▸ Task objective
Reproduce the data exactly. Omit no record.

▸ Data shown
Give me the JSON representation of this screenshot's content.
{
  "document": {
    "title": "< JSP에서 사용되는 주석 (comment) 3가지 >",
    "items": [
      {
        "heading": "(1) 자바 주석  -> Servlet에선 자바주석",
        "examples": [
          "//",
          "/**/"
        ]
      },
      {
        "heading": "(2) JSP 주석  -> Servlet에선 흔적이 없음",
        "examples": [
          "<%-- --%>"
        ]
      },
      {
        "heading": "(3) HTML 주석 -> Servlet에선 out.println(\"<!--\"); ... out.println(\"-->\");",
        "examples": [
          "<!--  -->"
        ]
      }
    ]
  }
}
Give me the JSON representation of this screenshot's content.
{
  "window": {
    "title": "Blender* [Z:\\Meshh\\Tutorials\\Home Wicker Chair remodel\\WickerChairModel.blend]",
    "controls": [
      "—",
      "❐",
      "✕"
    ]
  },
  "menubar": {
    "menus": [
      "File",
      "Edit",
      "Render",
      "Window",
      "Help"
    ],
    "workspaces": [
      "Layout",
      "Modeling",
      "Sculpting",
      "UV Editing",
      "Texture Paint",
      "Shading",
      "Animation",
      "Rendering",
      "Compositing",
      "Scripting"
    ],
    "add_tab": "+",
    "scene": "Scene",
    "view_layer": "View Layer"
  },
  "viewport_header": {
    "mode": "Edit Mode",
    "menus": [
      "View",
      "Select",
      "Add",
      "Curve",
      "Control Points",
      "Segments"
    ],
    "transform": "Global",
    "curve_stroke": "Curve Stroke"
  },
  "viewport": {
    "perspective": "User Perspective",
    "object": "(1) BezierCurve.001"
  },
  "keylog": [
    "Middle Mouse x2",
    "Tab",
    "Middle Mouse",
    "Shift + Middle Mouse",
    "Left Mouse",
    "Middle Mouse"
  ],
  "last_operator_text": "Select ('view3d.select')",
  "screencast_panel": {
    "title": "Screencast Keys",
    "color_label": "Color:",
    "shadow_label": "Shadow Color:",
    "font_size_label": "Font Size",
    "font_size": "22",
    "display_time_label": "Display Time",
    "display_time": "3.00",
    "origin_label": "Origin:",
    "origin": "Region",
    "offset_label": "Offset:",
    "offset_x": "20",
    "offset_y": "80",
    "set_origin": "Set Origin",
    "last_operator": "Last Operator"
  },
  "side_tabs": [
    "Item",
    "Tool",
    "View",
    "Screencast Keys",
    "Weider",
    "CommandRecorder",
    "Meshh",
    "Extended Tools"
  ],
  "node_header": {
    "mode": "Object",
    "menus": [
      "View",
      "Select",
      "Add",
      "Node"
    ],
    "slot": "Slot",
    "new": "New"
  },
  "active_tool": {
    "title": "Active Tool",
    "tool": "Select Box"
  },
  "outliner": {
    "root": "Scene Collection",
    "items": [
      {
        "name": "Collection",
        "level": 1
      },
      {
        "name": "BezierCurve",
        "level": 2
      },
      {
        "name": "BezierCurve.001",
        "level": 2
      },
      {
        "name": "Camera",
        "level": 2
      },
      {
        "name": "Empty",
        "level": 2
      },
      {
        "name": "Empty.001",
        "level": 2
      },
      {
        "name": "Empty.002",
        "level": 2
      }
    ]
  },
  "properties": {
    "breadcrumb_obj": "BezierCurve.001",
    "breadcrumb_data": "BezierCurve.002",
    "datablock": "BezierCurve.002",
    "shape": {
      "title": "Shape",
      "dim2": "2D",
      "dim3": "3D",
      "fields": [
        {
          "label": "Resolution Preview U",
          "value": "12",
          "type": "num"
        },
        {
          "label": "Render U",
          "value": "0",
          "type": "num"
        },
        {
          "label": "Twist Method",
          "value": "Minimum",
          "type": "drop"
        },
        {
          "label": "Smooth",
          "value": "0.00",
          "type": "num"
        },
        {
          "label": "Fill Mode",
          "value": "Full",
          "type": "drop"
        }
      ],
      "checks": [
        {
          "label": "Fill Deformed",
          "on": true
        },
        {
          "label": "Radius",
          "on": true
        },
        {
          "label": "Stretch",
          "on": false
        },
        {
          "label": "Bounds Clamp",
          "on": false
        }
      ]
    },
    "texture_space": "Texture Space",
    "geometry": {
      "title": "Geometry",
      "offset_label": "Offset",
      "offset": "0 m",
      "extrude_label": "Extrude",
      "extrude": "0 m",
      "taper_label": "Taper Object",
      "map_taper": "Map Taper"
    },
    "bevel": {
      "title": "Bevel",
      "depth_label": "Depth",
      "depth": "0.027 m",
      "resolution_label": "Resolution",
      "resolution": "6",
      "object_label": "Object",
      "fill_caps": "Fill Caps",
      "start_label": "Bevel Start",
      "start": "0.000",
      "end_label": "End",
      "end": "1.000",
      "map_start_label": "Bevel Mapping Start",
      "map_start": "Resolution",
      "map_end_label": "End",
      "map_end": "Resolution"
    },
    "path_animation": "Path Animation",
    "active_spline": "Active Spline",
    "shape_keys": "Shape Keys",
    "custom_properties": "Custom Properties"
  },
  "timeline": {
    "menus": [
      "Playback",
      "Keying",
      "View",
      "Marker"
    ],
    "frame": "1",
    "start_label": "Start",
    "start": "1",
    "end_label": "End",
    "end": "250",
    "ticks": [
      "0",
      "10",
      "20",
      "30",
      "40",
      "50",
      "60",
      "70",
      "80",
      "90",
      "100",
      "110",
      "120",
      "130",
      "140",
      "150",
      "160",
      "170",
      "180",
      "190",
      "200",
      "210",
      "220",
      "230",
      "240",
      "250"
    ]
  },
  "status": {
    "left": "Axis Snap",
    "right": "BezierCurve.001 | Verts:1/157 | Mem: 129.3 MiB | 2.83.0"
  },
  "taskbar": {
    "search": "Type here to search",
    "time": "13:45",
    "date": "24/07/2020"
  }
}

▸ Solved problem
Give me the JSON representation of this screenshot's content.
{
  "document": {
    "title": "< JSP에서 사용되는 주석 (comment) 3가지 >",
    "items": [
      {
        "heading": "(1) 자바 주석  -> Servlet에선 자바주석",
        "examples": [
          "//",
          "/**/"
        ]
      },
      {
        "heading": "(2) JSP 주석  -> Servlet에선 흔적이 없음",
        "examples": [
          "<%-- --%>"
        ]
      },
      {
        "heading": "(3) HTML 주석 -> Servlet에선 out.println(\"<!--\"); ... out.println(\"-->\");",
        "examples": [
          "<!--  -->"
        ]
      }
    ]
  }
}
Give me the JSON representation of this screenshot's content.
{
  "window": {
    "title": "Blender* [Z:\\Meshh\\Tutorials\\Home Wicker Chair remodel\\WickerChairModel.blend]",
    "controls": [
      "—",
      "❐",
      "✕"
    ]
  },
  "menubar": {
    "menus": [
      "File",
      "Edit",
      "Render",
      "Window",
      "Help"
    ],
    "workspaces": [
      "Layout",
      "Modeling",
      "Sculpting",
      "UV Editing",
      "Texture Paint",
      "Shading",
      "Animation",
      "Rendering",
      "Compositing",
      "Scripting"
    ],
    "add_tab": "+",
    "scene": "Scene",
    "view_layer": "View Layer"
  },
  "viewport_header": {
    "mode": "Edit Mode",
    "menus": [
      "View",
      "Select",
      "Add",
      "Curve",
      "Control Points",
      "Segments"
    ],
    "transform": "Global",
    "curve_stroke": "Curve Stroke"
  },
  "viewport": {
    "perspective": "User Perspective",
    "object": "(1) BezierCurve.001"
  },
  "keylog": [
    "Middle Mouse x2",
    "Tab",
    "Middle Mouse",
    "Shift + Middle Mouse",
    "Left Mouse",
    "Middle Mouse"
  ],
  "last_operator_text": "Select ('view3d.select')",
  "screencast_panel": {
    "title": "Screencast Keys",
    "color_label": "Color:",
    "shadow_label": "Shadow Color:",
    "font_size_label": "Font Size",
    "font_size": "22",
    "display_time_label": "Display Time",
    "display_time": "3.00",
    "origin_label": "Origin:",
    "origin": "Region",
    "offset_label": "Offset:",
    "offset_x": "20",
    "offset_y": "80",
    "set_origin": "Set Origin",
    "last_operator": "Last Operator"
  },
  "side_tabs": [
    "Item",
    "Tool",
    "View",
    "Screencast Keys",
    "Weider",
    "CommandRecorder",
    "Meshh",
    "Extended Tools"
  ],
  "node_header": {
    "mode": "Object",
    "menus": [
      "View",
      "Select",
      "Add",
      "Node"
    ],
    "slot": "Slot",
    "new": "New"
  },
  "active_tool": {
    "title": "Active Tool",
    "tool": "Select Box"
  },
  "outliner": {
    "root": "Scene Collection",
    "items": [
      {
        "name": "Collection",
        "level": 1
      },
      {
        "name": "BezierCurve",
        "level": 2
      },
      {
        "name": "BezierCurve.001",
        "level": 2
      },
      {
        "name": "Camera",
        "level": 2
      },
      {
        "name": "Empty",
        "level": 2
      },
      {
        "name": "Empty.001",
        "level": 2
      },
      {
        "name": "Empty.002",
        "level": 2
      }
    ]
  },
  "properties": {
    "breadcrumb_obj": "BezierCurve.001",
    "breadcrumb_data": "BezierCurve.002",
    "datablock": "BezierCurve.002",
    "shape": {
      "title": "Shape",
      "dim2": "2D",
      "dim3": "3D",
      "fields": [
        {
          "label": "Resolution Preview U",
          "value": "12",
          "type": "num"
        },
        {
          "label": "Render U",
          "value": "0",
          "type": "num"
        },
        {
          "label": "Twist Method",
          "value": "Minimum",
          "type": "drop"
        },
        {
          "label": "Smooth",
          "value": "0.00",
          "type": "num"
        },
        {
          "label": "Fill Mode",
          "value": "Full",
          "type": "drop"
        }
      ],
      "checks": [
        {
          "label": "Fill Deformed",
          "on": true
        },
        {
          "label": "Radius",
          "on": true
        },
        {
          "label": "Stretch",
          "on": false
        },
        {
          "label": "Bounds Clamp",
          "on": false
        }
      ]
    },
    "texture_space": "Texture Space",
    "geometry": {
      "title": "Geometry",
      "offset_label": "Offset",
      "offset": "0 m",
      "extrude_label": "Extrude",
      "extrude": "0 m",
      "taper_label": "Taper Object",
      "map_taper": "Map Taper"
    },
    "bevel": {
      "title": "Bevel",
      "depth_label": "Depth",
      "depth": "0.027 m",
      "resolution_label": "Resolution",
      "resolution": "6",
      "object_label": "Object",
      "fill_caps": "Fill Caps",
      "start_label": "Bevel Start",
      "start": "0.000",
      "end_label": "End",
      "end": "1.000",
      "map_start_label": "Bevel Mapping Start",
      "map_start": "Resolution",
      "map_end_label": "End",
      "map_end": "Resolution"
    },
    "path_animation": "Path Animation",
    "active_spline": "Active Spline",
    "shape_keys": "Shape Keys",
    "custom_properties": "Custom Properties"
  },
  "timeline": {
    "menus": [
      "Playback",
      "Keying",
      "View",
      "Marker"
    ],
    "frame": "1",
    "start_label": "Start",
    "start": "1",
    "end_label": "End",
    "end": "250",
    "ticks": [
      "0",
      "10",
      "20",
      "30",
      "40",
      "50",
      "60",
      "70",
      "80",
      "90",
      "100",
      "110",
      "120",
      "130",
      "140",
      "150",
      "160",
      "170",
      "180",
      "190",
      "200",
      "210",
      "220",
      "230",
      "240",
      "250"
    ]
  },
  "status": {
    "left": "Axis Snap",
    "right": "BezierCurve.001 | Verts:1/157 | Mem: 129.3 MiB | 2.83.0"
  },
  "taskbar": {
    "search": "Type here to search",
    "time": "13:45",
    "date": "24/07/2020"
  }
}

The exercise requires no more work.